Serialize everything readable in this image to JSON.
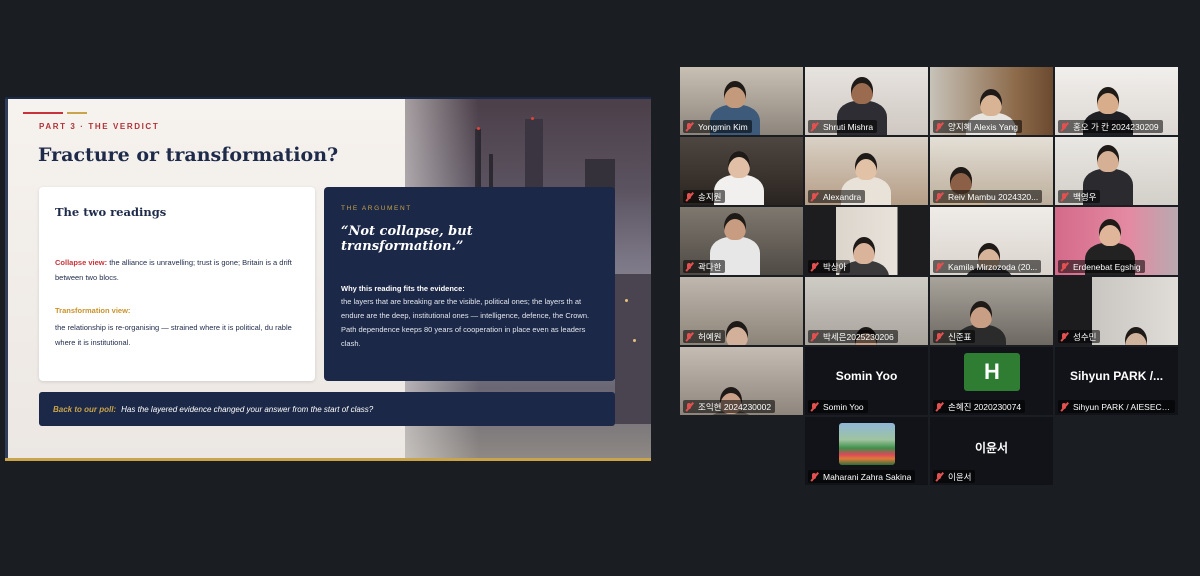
{
  "slide": {
    "eyebrow": "PART 3 · THE VERDICT",
    "title": "Fracture or transformation?",
    "left_card": {
      "heading": "The two readings",
      "collapse_label": "Collapse view:",
      "collapse_text": " the alliance is unravelling; trust is gone; Britain is a drift between two blocs.",
      "transform_label": "Transformation view:",
      "transform_text": "the relationship is re-organising — strained where it is political, du rable where it is institutional."
    },
    "right_card": {
      "eyebrow": "THE ARGUMENT",
      "quote": "“Not collapse, but transformation.”",
      "evidence_heading": "Why this reading fits the evidence:",
      "evidence_text": "the layers that are breaking are the visible, political ones; the layers th at endure are the deep, institutional ones — intelligence, defence, the Crown. Path dependence keeps 80 years of cooperation in place even as leaders clash."
    },
    "poll": {
      "label": "Back to our poll:",
      "question": "Has the layered evidence changed your answer from the start of class?"
    }
  },
  "participants": [
    {
      "name": "Yongmin Kim",
      "active": true,
      "video": true,
      "scheme": "a"
    },
    {
      "name": "Shruti Mishra",
      "video": true,
      "scheme": "b"
    },
    {
      "name": "양지혜 Alexis Yang",
      "video": true,
      "scheme": "c"
    },
    {
      "name": "홍오 가 칸 2024230209",
      "video": true,
      "scheme": "d"
    },
    {
      "name": "송지원",
      "video": true,
      "scheme": "e"
    },
    {
      "name": "Alexandra",
      "video": true,
      "scheme": "f"
    },
    {
      "name": "Reiv Mambu 2024320...",
      "video": true,
      "scheme": "g"
    },
    {
      "name": "백영우",
      "video": true,
      "scheme": "h"
    },
    {
      "name": "곽다한",
      "video": true,
      "scheme": "i"
    },
    {
      "name": "박상아",
      "video": true,
      "scheme": "j"
    },
    {
      "name": "Kamila Mirzozoda (20...",
      "video": true,
      "scheme": "k"
    },
    {
      "name": "Erdenebat Egshig",
      "video": true,
      "scheme": "l"
    },
    {
      "name": "허예원",
      "video": true,
      "scheme": "m"
    },
    {
      "name": "박세은2025230206",
      "video": true,
      "scheme": "n"
    },
    {
      "name": "신준표",
      "video": true,
      "scheme": "o"
    },
    {
      "name": "성수민",
      "video": true,
      "scheme": "p"
    },
    {
      "name": "조익현 2024230002",
      "video": true,
      "scheme": "q"
    },
    {
      "name": "Somin Yoo",
      "video": false,
      "display": "Somin Yoo"
    },
    {
      "name": "손혜진 2020230074",
      "video": false,
      "avatar_letter": "H"
    },
    {
      "name": "Sihyun PARK / AIESEC ...",
      "video": false,
      "display": "Sihyun PARK /..."
    },
    {
      "name": "Maharani Zahra Sakina",
      "video": false,
      "picture": true
    },
    {
      "name": "이윤서",
      "video": false,
      "display": "이윤서"
    }
  ],
  "colors": {
    "navy": "#1c2847",
    "accent_red": "#c8323a",
    "accent_gold": "#c9a44a",
    "active_speaker": "#3bc76b",
    "muted_mic": "#e35050"
  },
  "icons": {
    "muted": "muted-mic-icon"
  }
}
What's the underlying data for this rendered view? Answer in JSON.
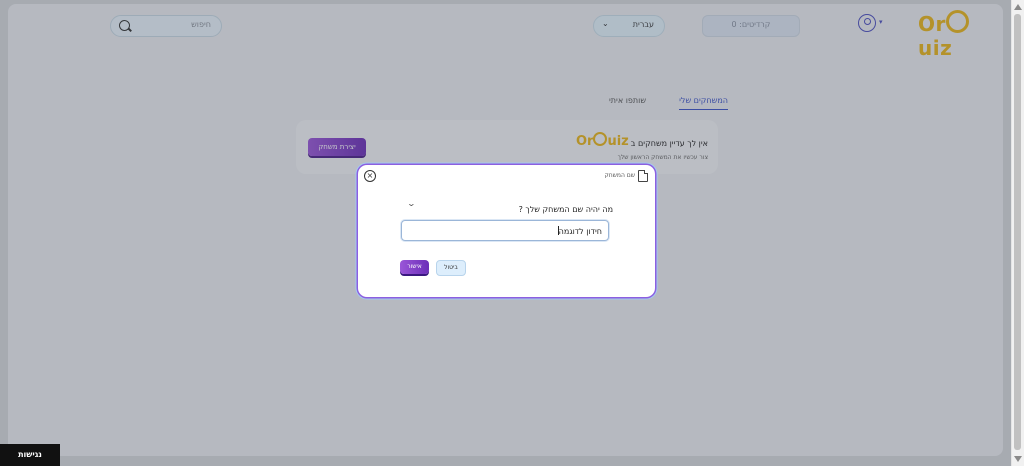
{
  "header": {
    "search_label": "חיפוש",
    "language": "עברית",
    "credits": "קרדיטים: 0",
    "logo_text_left": "Or",
    "logo_text_right": "uiz"
  },
  "tabs": {
    "my_games": "המשחקים שלי",
    "shared_with_me": "שותפו איתי"
  },
  "empty_state": {
    "title": "אין לך עדיין משחקים ב -",
    "subtitle": "צור עכשיו את המשחק הראשון שלך",
    "create_button": "יצירת משחק"
  },
  "modal": {
    "title": "שם המשחק",
    "question": "מה יהיה שם המשחק שלך ?",
    "input_value": "חידון לדוגמה",
    "cancel_button": "ביטול",
    "ok_button": "אישור"
  },
  "accessibility_button": "נגישות",
  "colors": {
    "brand_yellow": "#e8b51a",
    "accent_blue": "#3c52c8",
    "button_purple": "#7a38c8"
  }
}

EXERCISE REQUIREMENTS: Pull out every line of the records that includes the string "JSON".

ANSWER TO THE EXERCISE:
Serialize everything readable in this image to JSON.
What's the underlying data for this rendered view? Answer in JSON.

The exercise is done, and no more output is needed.